ASSIGNMENT: Could you show each line of the records that contains the word "title"?

Excerpts from a dataset:
-- Opening Marker --
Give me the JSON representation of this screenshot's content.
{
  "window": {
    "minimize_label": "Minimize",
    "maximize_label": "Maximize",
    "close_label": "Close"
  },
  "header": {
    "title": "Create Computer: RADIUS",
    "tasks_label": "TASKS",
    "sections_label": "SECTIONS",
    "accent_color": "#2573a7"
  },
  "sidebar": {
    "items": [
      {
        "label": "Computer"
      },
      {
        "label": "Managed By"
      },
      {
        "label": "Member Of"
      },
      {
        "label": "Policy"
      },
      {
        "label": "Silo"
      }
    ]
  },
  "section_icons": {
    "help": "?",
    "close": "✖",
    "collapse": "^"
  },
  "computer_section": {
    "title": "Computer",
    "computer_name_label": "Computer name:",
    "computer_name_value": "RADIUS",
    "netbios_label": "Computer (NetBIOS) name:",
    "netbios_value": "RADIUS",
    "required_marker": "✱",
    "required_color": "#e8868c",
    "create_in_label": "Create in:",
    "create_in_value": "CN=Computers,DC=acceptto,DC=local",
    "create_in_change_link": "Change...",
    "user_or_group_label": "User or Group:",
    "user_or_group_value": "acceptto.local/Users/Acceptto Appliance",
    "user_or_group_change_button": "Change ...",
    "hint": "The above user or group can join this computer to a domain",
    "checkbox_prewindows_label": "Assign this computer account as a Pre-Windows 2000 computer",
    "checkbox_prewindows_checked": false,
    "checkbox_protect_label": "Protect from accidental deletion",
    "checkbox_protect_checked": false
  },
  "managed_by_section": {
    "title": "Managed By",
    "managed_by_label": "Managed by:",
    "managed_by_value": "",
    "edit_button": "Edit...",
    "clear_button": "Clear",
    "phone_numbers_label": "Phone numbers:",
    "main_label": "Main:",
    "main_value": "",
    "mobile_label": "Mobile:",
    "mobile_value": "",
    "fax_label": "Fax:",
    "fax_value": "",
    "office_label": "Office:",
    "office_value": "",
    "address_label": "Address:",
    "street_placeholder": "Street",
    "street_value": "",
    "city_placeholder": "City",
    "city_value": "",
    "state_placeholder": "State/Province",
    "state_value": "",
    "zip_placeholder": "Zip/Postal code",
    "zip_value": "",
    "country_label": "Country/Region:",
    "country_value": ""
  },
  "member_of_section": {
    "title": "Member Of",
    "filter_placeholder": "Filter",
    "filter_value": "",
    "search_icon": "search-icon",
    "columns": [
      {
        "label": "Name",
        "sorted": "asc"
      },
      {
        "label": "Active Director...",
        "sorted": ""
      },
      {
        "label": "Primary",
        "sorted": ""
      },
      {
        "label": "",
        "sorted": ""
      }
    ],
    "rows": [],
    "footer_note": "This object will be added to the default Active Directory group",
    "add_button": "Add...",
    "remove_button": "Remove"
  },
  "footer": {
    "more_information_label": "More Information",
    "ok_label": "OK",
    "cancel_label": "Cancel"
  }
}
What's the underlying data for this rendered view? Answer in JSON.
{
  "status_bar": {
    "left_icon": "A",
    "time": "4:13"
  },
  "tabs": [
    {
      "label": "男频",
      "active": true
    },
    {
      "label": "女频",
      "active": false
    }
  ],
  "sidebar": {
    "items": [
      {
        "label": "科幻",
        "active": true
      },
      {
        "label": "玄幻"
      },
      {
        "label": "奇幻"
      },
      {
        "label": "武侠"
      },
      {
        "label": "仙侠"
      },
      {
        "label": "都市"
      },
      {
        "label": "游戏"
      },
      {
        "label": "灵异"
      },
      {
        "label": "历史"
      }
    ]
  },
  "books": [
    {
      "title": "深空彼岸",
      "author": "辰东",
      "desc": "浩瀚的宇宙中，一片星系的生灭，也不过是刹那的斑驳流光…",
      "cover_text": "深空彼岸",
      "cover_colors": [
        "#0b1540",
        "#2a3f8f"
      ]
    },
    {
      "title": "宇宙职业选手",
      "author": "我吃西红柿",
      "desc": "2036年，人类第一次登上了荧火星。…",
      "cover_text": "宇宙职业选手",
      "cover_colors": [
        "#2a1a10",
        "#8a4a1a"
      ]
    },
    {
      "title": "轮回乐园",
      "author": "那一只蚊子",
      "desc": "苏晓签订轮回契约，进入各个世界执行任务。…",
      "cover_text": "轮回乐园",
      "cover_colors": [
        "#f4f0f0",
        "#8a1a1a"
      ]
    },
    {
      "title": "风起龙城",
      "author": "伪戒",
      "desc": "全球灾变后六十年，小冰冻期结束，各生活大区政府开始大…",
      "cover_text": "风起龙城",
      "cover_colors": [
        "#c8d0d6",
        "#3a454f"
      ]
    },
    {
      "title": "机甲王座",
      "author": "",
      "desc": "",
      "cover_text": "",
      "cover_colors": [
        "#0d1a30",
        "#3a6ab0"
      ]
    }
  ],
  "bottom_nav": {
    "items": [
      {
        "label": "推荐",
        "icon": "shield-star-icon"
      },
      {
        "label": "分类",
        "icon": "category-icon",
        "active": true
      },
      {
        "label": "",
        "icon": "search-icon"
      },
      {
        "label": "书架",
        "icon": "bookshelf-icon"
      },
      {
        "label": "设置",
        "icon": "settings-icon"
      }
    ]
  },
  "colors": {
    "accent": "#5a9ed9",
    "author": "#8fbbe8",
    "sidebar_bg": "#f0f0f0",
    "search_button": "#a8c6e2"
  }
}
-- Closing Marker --
OUTPUT:
    "title": "Create Computer: RADIUS",
    "title": "Computer",
    "title": "Managed By",
    "title": "Member Of",
      "title": "深空彼岸",
      "title": "宇宙职业选手",
      "title": "轮回乐园",
      "title": "风起龙城",
      "title": "机甲王座",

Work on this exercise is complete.